## About this task
Return, from the listing that follows, each line containing the word "warehouse".

## Data to process
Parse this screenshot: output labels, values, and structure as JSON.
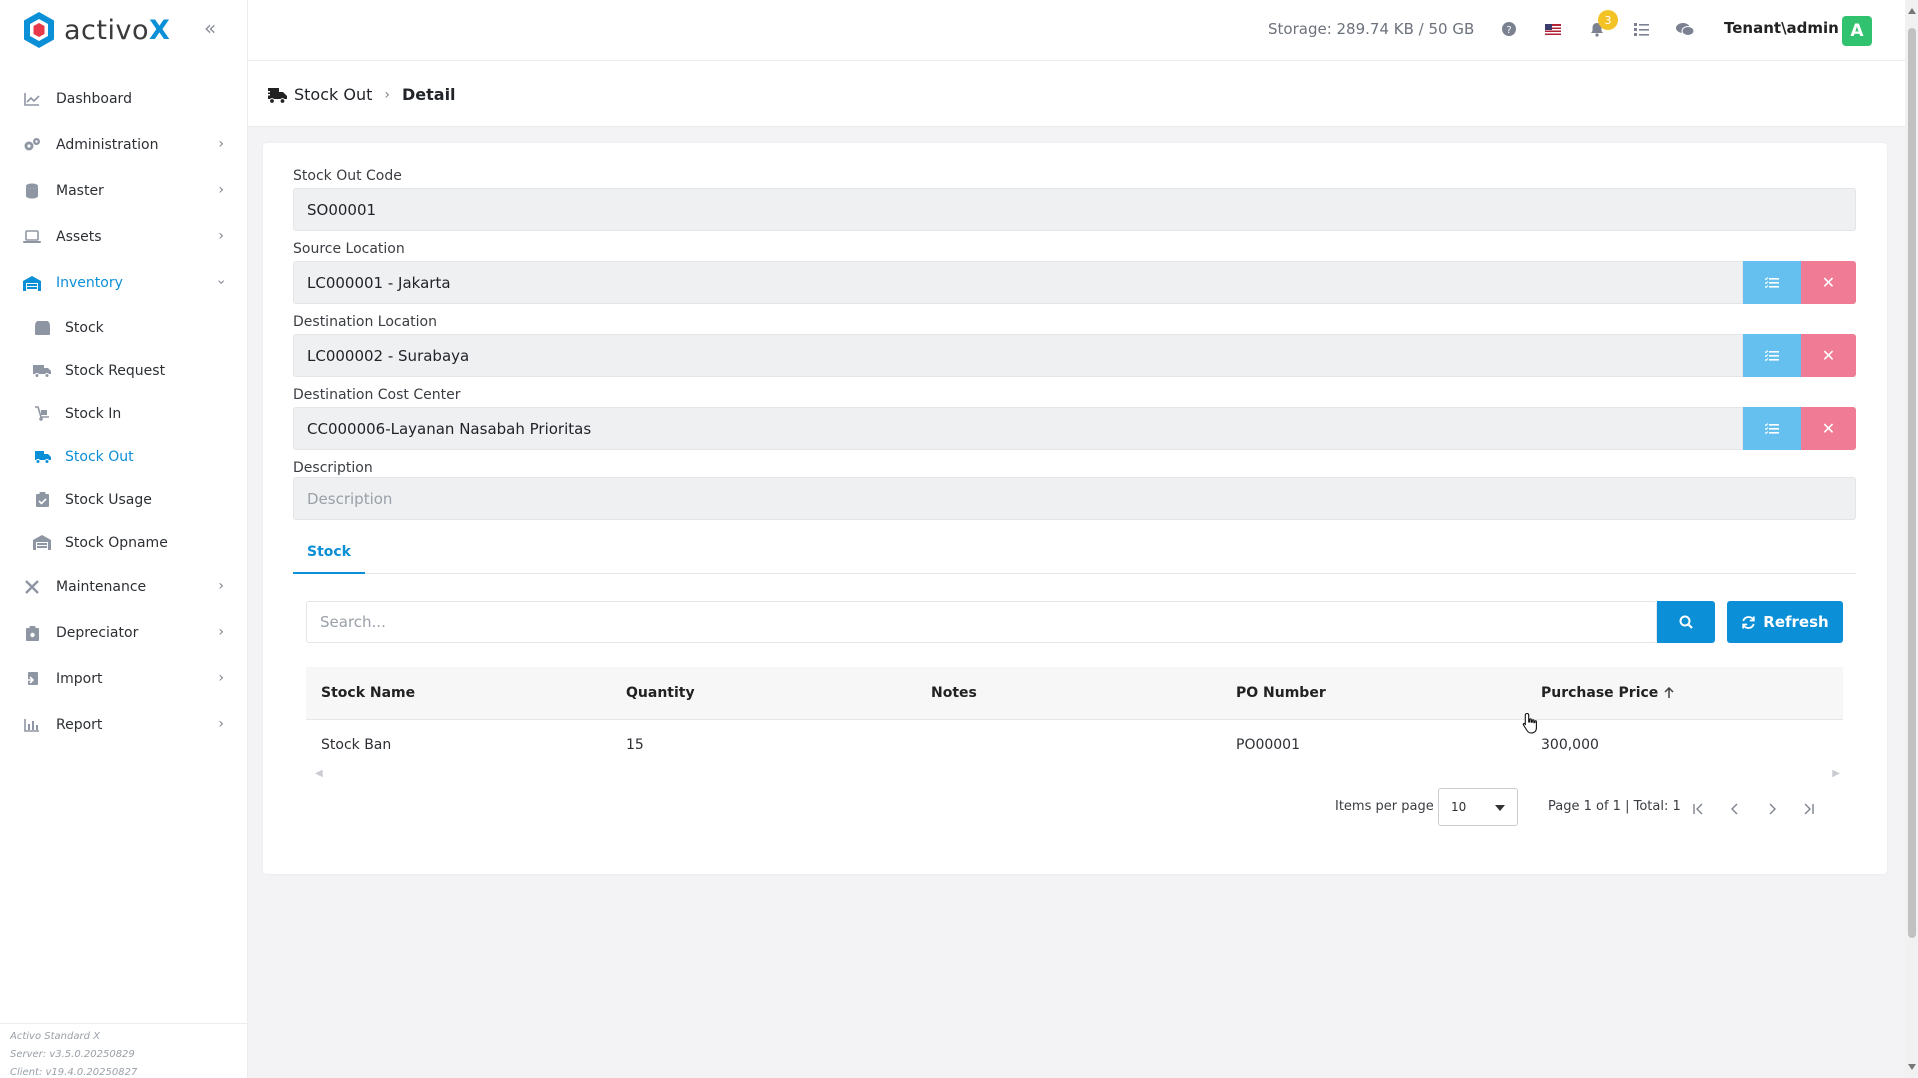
{
  "brand": {
    "name": "activo",
    "suffix": "X",
    "accent": "#0b8fd6",
    "logo_red": "#e8394a"
  },
  "header": {
    "storage": "Storage: 289.74 KB / 50 GB",
    "notification_count": "3",
    "user": "Tenant\\admin",
    "avatar_letter": "A",
    "icons": [
      "help-icon",
      "us-flag-icon",
      "bell-icon",
      "tasks-icon",
      "chat-icon"
    ]
  },
  "sidebar": {
    "items": [
      {
        "label": "Dashboard",
        "icon": "chart-line-icon"
      },
      {
        "label": "Administration",
        "icon": "cogs-icon"
      },
      {
        "label": "Master",
        "icon": "database-icon"
      },
      {
        "label": "Assets",
        "icon": "laptop-icon"
      },
      {
        "label": "Inventory",
        "icon": "warehouse-icon",
        "active": true
      },
      {
        "label": "Maintenance",
        "icon": "tools-icon"
      },
      {
        "label": "Depreciator",
        "icon": "clipboard-icon"
      },
      {
        "label": "Import",
        "icon": "import-icon"
      },
      {
        "label": "Report",
        "icon": "bar-chart-icon"
      }
    ],
    "inventory_sub": [
      {
        "label": "Stock",
        "icon": "box-icon"
      },
      {
        "label": "Stock Request",
        "icon": "truck-icon"
      },
      {
        "label": "Stock In",
        "icon": "dolly-icon"
      },
      {
        "label": "Stock Out",
        "icon": "truck-fast-icon",
        "active": true
      },
      {
        "label": "Stock Usage",
        "icon": "clipboard-check-icon"
      },
      {
        "label": "Stock Opname",
        "icon": "warehouse-icon"
      }
    ],
    "footer": {
      "product": "Activo Standard X",
      "server": "Server: v3.5.0.20250829",
      "client": "Client: v19.4.0.20250827"
    }
  },
  "breadcrumb": {
    "parent": "Stock Out",
    "current": "Detail"
  },
  "form": {
    "stock_out_code": {
      "label": "Stock Out Code",
      "value": "SO00001"
    },
    "source_location": {
      "label": "Source Location",
      "value": "LC000001 - Jakarta"
    },
    "destination_location": {
      "label": "Destination Location",
      "value": "LC000002 - Surabaya"
    },
    "destination_cost_center": {
      "label": "Destination Cost Center",
      "value": "CC000006-Layanan Nasabah Prioritas"
    },
    "description": {
      "label": "Description",
      "placeholder": "Description"
    }
  },
  "tabs": [
    {
      "label": "Stock",
      "active": true
    }
  ],
  "table": {
    "search_placeholder": "Search...",
    "refresh_label": "Refresh",
    "columns": [
      "Stock Name",
      "Quantity",
      "Notes",
      "PO Number",
      "Purchase Price"
    ],
    "sorted_column": "Purchase Price",
    "rows": [
      [
        "Stock Ban",
        "15",
        "",
        "PO00001",
        "300,000"
      ]
    ]
  },
  "pagination": {
    "items_per_page_label": "Items per page",
    "items_per_page": "10",
    "summary": "Page 1 of 1 | Total: 1"
  }
}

## Result of this exercise
        "icon": "warehouse-icon",
        "icon": "warehouse-icon"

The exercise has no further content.